> _Task item_
Line filter on the word "icon": copy each matching line from the entries.

> _Supplied data_
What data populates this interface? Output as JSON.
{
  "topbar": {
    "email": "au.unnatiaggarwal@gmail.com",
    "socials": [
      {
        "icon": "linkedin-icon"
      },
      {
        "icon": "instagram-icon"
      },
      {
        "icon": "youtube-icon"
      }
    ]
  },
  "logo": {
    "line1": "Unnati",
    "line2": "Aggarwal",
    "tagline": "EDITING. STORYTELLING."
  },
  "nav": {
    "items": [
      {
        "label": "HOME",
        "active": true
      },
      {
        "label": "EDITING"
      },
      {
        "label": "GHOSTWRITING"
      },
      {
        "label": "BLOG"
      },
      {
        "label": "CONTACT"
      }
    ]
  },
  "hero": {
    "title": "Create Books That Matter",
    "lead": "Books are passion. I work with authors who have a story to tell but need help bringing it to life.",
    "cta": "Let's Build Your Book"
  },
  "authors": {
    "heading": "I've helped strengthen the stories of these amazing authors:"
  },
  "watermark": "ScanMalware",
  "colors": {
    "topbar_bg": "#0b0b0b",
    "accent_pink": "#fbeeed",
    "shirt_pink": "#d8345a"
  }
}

> _Expected answer_
        "icon": "linkedin-icon"
        "icon": "instagram-icon"
        "icon": "youtube-icon"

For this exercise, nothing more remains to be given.